Health Savings Accounts, introduced in the Medicare Modernization Act of 2003, have blunted the worst aspects of Obamacare.

Read the entire column in The Hill.

Hospital Price Transparency: More Toothless Regulation

The Administration continues to promulgate ineffective regulations that are supposed to help patients understand how much money they owe their hospital.

The most recent example is this month’s proposed rule updating the hospital Inpatient Provider Payment Services (IPPS) schedule for 2015.

Read the entire column at John Goodman's Health Policy Blog.

Thursday, May 15, 2014

Obamacare Is Not Driving Hospitals Bankrupt

One of the most intuitively appealing arguments for ensuring that everyone has health insurance is the claim that uninsured patients crowd emergency rooms but don’t pay their bills. Hospitals present these bills to government, and taxpayers end up paying. In fact, that cost is a trivial share of health spending.

Another myth is that emergency departments are cost centers. In fact, they are profit centers. And Obamacare will increase their profits significantly.

Read the entire column at The Independent Institute's Beacon blog.

Thursday, May 8, 2014

Four Recent Polls Show Obamacare Still Vulnerable

The media told us that Obamacare’s enrolling 8 million (or so) beneficiaries in the health-insurance exchanges by the end of March was an epic achievement. If that was the best the administration could do, it was not nearly good enough for the American people.

Five polls, conducted since Obamacare’s initial open enrollment closed, confirm that the administration’s “all hands on deck” surge at the end of March failed to change negative public perception of Obamacare.

Read the entire column at The Independent Institute's Beacon blog.

Tuesday, May 6, 2014
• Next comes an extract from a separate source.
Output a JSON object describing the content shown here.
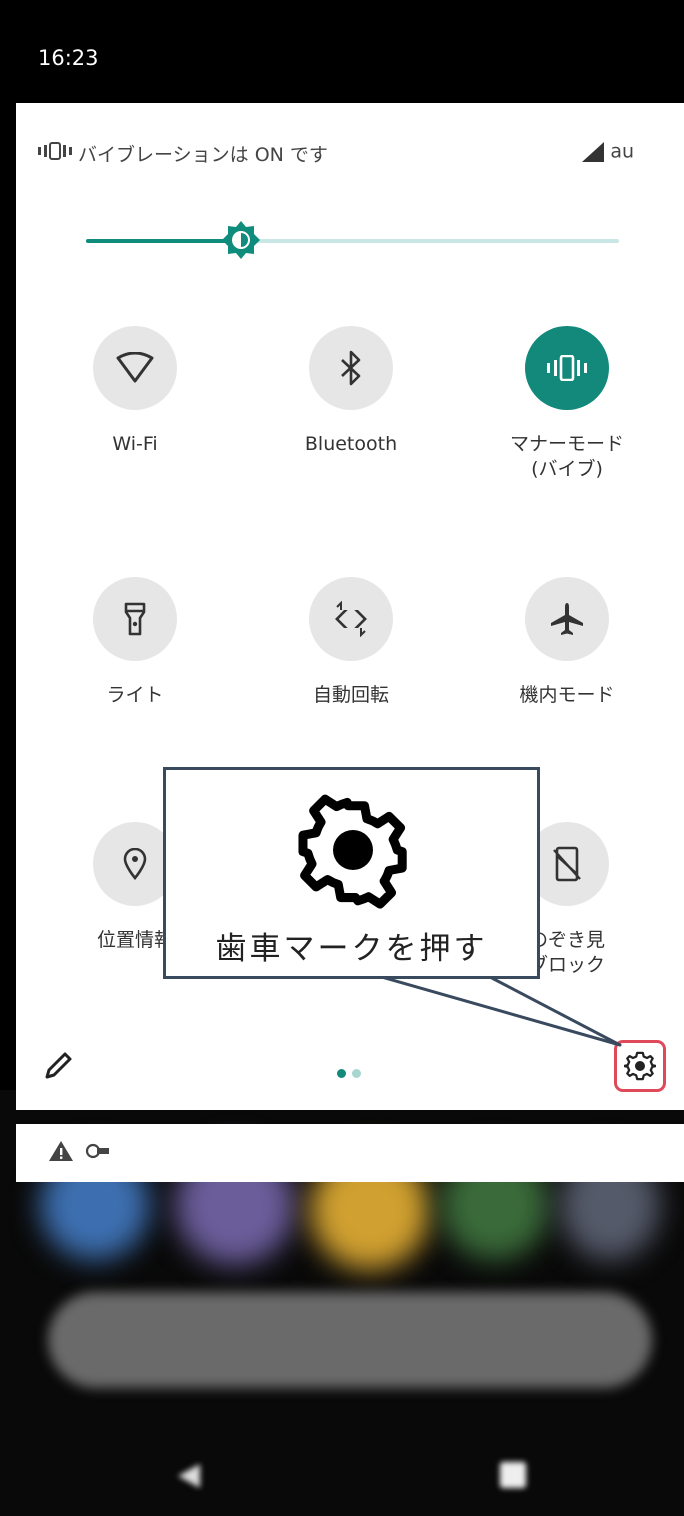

Healthcare Workforce Continues to Shift Away from Hospitals

Although the Bureau of Labor Statistics latest employment report shows that health care continues to add jobs at about the same rate as the rest of the economy, the shift of jobs to the outpatient setting continues.

Read the entire column at The Independent Institute's Beacon blog.
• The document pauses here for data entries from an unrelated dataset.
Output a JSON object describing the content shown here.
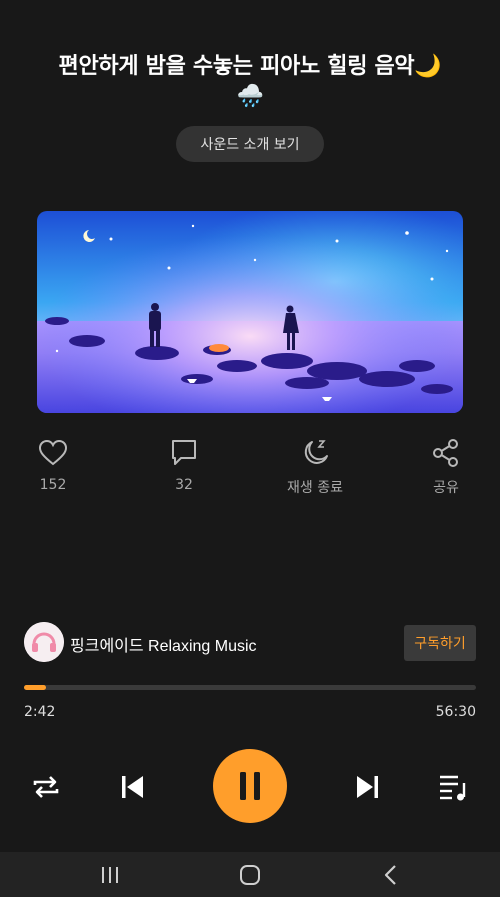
{
  "track": {
    "title_line1": "편안하게 밤을 수놓는 피아노 힐링 음악🌙",
    "title_line2": "🌧️"
  },
  "intro_button": {
    "label": "사운드 소개 보기"
  },
  "cover": {
    "alt": "night sea illustration"
  },
  "actions": {
    "like": {
      "icon": "heart-icon",
      "label": "152"
    },
    "comment": {
      "icon": "comment-icon",
      "label": "32"
    },
    "sleep_timer": {
      "icon": "moon-zz-icon",
      "label": "재생 종료"
    },
    "share": {
      "icon": "share-icon",
      "label": "공유"
    }
  },
  "channel": {
    "name": "핑크에이드 Relaxing Music",
    "subscribe_label": "구독하기"
  },
  "playback": {
    "current_time": "2:42",
    "total_time": "56:30",
    "progress_fraction": 0.048
  },
  "controls": {
    "repeat": "repeat-icon",
    "previous": "skip-previous-icon",
    "play_pause": "pause-icon",
    "next": "skip-next-icon",
    "playlist": "playlist-icon"
  },
  "colors": {
    "accent": "#ff9e2b",
    "background": "#181818"
  }
}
Friday, May 2, 2014

Number of Patient Payments to Healthcare Providers Up 72 Percent in 3 Years

Although Obamacare’s health-insurance policies are shocking people by imposing very high deductibles, high deductibles alone are a feature, not a bug, of high-performing health insurance. In the absence of over-regulation of health insurance, every dollar a beneficiary pays directly to a healthcare provider, instead of to a health insurer as premium, reduces administrative and bureaucratic costs. If very few patients incur health spending above the deductible, administrative costs and hassles should shrink.

InstaMed, a payment-processing company that specializes in healthcare, has published its latest report on Trends in Healthcare Payments, which sheds much light on the growth in deductibles and co-payments.
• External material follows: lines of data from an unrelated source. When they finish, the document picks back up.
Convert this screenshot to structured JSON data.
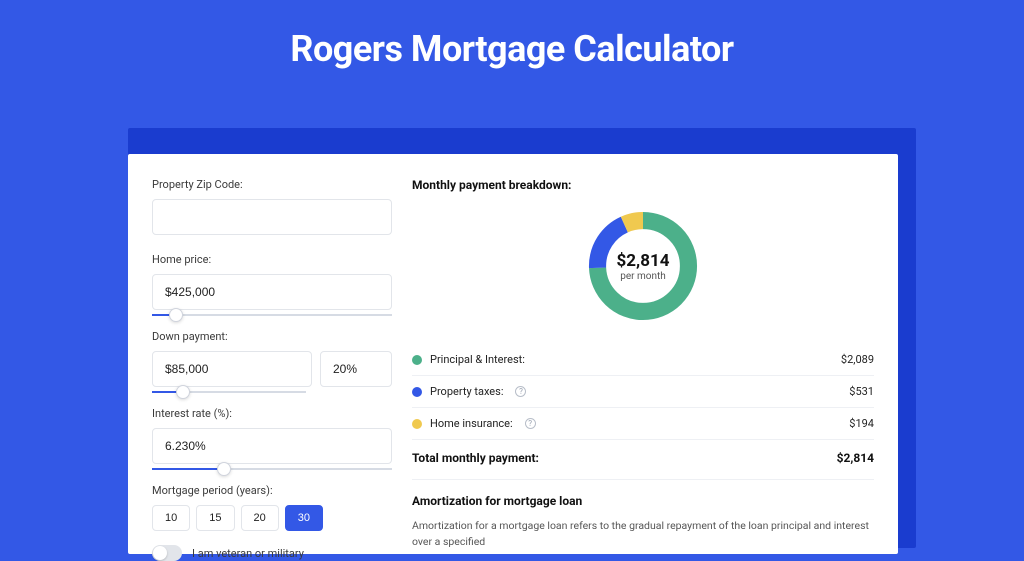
{
  "title": "Rogers Mortgage Calculator",
  "form": {
    "zip_label": "Property Zip Code:",
    "zip_value": "",
    "home_price_label": "Home price:",
    "home_price_value": "$425,000",
    "home_price_slider_pct": 10,
    "down_payment_label": "Down payment:",
    "down_payment_value": "$85,000",
    "down_payment_pct_value": "20%",
    "down_payment_slider_pct": 20,
    "interest_label": "Interest rate (%):",
    "interest_value": "6.230%",
    "interest_slider_pct": 30,
    "period_label": "Mortgage period (years):",
    "period_options": [
      "10",
      "15",
      "20",
      "30"
    ],
    "period_selected": "30",
    "veteran_label": "I am veteran or military",
    "veteran_on": false
  },
  "breakdown": {
    "title": "Monthly payment breakdown:",
    "center_amount": "$2,814",
    "center_sub": "per month",
    "items": [
      {
        "label": "Principal & Interest:",
        "value": "$2,089",
        "color": "#4cb08a",
        "help": false
      },
      {
        "label": "Property taxes:",
        "value": "$531",
        "color": "#3358e6",
        "help": true
      },
      {
        "label": "Home insurance:",
        "value": "$194",
        "color": "#f0c94f",
        "help": true
      }
    ],
    "total_label": "Total monthly payment:",
    "total_value": "$2,814"
  },
  "amortization": {
    "title": "Amortization for mortgage loan",
    "text": "Amortization for a mortgage loan refers to the gradual repayment of the loan principal and interest over a specified"
  },
  "chart_data": {
    "type": "pie",
    "title": "Monthly payment breakdown",
    "series": [
      {
        "name": "Principal & Interest",
        "value": 2089,
        "color": "#4cb08a"
      },
      {
        "name": "Property taxes",
        "value": 531,
        "color": "#3358e6"
      },
      {
        "name": "Home insurance",
        "value": 194,
        "color": "#f0c94f"
      }
    ],
    "total": 2814,
    "center_label": "$2,814 per month"
  }
}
Read the entire column at the Independent Institute's Beacon blog.

Thursday, May 1, 2014

Is The Canadian Middle Class Doing Better Than The American Middle Class?

The New York Times made a splash last week with an analysis that purportedly shows that the U.S. middle class is declining relative to the middle class in other countries. Especially, the data make it look like Canadian median income surpassed U.S. median income in 2010, when U.S. median income was $18,700.

The conclusion is somewhat aggressive, because it does not take a couple of important factors into account.

Read the entire column at The Independent Institute's Beacon blog.